“There’s a lot of mixed emotions,” said the Rev. George “Jerry” Hogan, Ringling’s circus chaplain. “It’s a reunion, but it’s bittersweet. I’m seeing people I haven’t seen in years.”

Known as Father Jerry, the Catholic chaplain waved at a group of clowns at the bar. Nearly all of the folks at the bar said they were headed to the final 7 p.m. performance, but first they needed a trip down memory lane with people who were, and always will be, part of a unique family.

“It’s 146 years of tradition, older than American baseball,” said David Gregg, a clown from Hollywood, Florida. “This was one of the last nomadic tribes running around the country.”

The circus has wowed crowds for decades with its “Greatest Show on Earth.” The final performance was at the Nassau County Coliseum in Uniondale, New York, about 30 miles east of New York City.

Ringling’s parent company, Feld Entertainment, announced in January that it would close the show, citing declining attendance and high operating costs.

Kenneth Feld, whose father and uncle bought the circus in 1967, called Sunday’s shows “a celebration.” The circus was sold to Mattel in 1971, but the Feld family continued to manage the shows, then bought the circus back in 1982.

“We all have to embrace change,” he said. “But there is a love for the circus that will never die.” Over the years, animal rights activists had targeted the circus, saying that forcing animals to perform and transporting them around the country amounted to abuse.

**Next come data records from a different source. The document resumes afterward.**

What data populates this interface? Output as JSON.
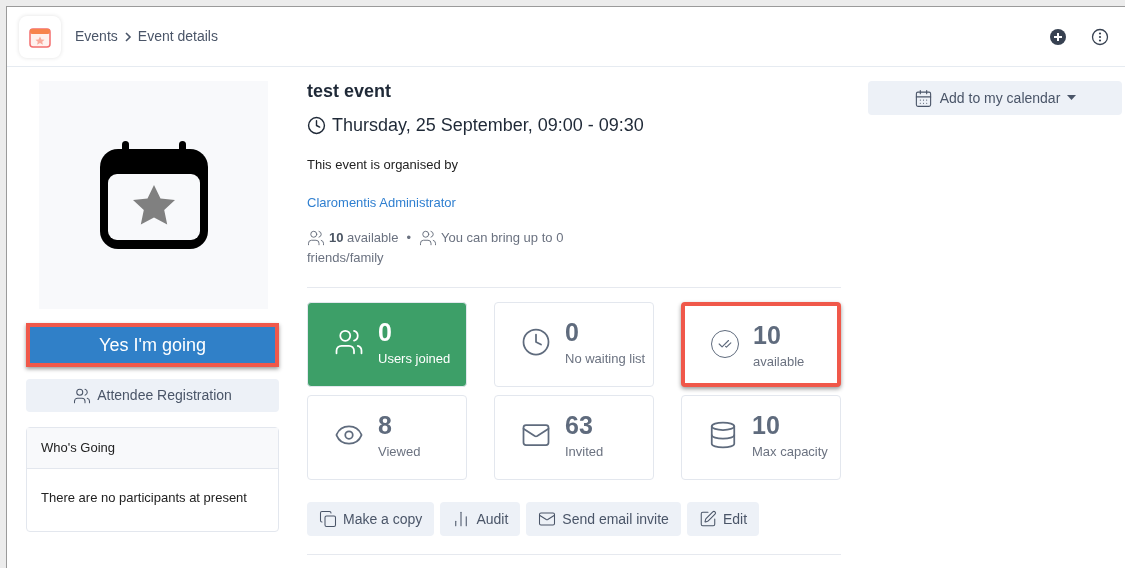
{
  "breadcrumb": [
    "Events",
    "Event details"
  ],
  "event": {
    "title": "test event",
    "datetime": "Thursday, 25 September, 09:00 - 09:30",
    "organised_by": "This event is organised by",
    "organiser": "Claromentis Administrator",
    "available_count": "10",
    "available_label": "available",
    "separator": "•",
    "bring_up_lines": [
      "You can bring up to 0",
      "friends/family"
    ]
  },
  "rsvp_button": {
    "label": "Yes I'm going",
    "highlighted": true
  },
  "registration_button": "Attendee Registration",
  "whos_going": {
    "title": "Who's Going",
    "message": "There are no participants at present"
  },
  "stats": [
    {
      "kind": "users",
      "value": "0",
      "label": "Users joined",
      "filled": true,
      "highlighted": false
    },
    {
      "kind": "clock",
      "value": "0",
      "label": "No waiting list",
      "filled": false,
      "highlighted": false
    },
    {
      "kind": "check",
      "value": "10",
      "label": "available",
      "filled": false,
      "highlighted": true
    },
    {
      "kind": "eye",
      "value": "8",
      "label": "Viewed",
      "filled": false,
      "highlighted": false
    },
    {
      "kind": "mail",
      "value": "63",
      "label": "Invited",
      "filled": false,
      "highlighted": false
    },
    {
      "kind": "database",
      "value": "10",
      "label": "Max capacity",
      "filled": false,
      "highlighted": false
    }
  ],
  "actions": [
    {
      "kind": "copy",
      "label": "Make a copy"
    },
    {
      "kind": "chart",
      "label": "Audit"
    },
    {
      "kind": "mail",
      "label": "Send email invite"
    },
    {
      "kind": "edit",
      "label": "Edit"
    }
  ],
  "calendar_button": "Add to my calendar"
}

And in May 2016, the company removed elephants from its shows, but ticket sales continued to decline.

Once a mainstay of entertainment in small towns and big cities across the country, Ringling had two touring circuses this season, one of which ended its run earlier this month in Providence, Rhode Island. That show was the more traditional three-ring circus, while the one performing this weekend has a narrative storyline. Called “Out of This World,” it’s set in futuristic outer space, with Ringmaster Johnathan Lee Iverson narrating in his signature baritone.

In the end, Feld executives said they knew the circus couldn’t compete with iPhones, the internet, video games and massively branded and carefully marketed characters. Their other productions – Frozen on Ice, Marvel Live, Supercross, Monster Trucks, Disney on Ice – resonate better with younger generations.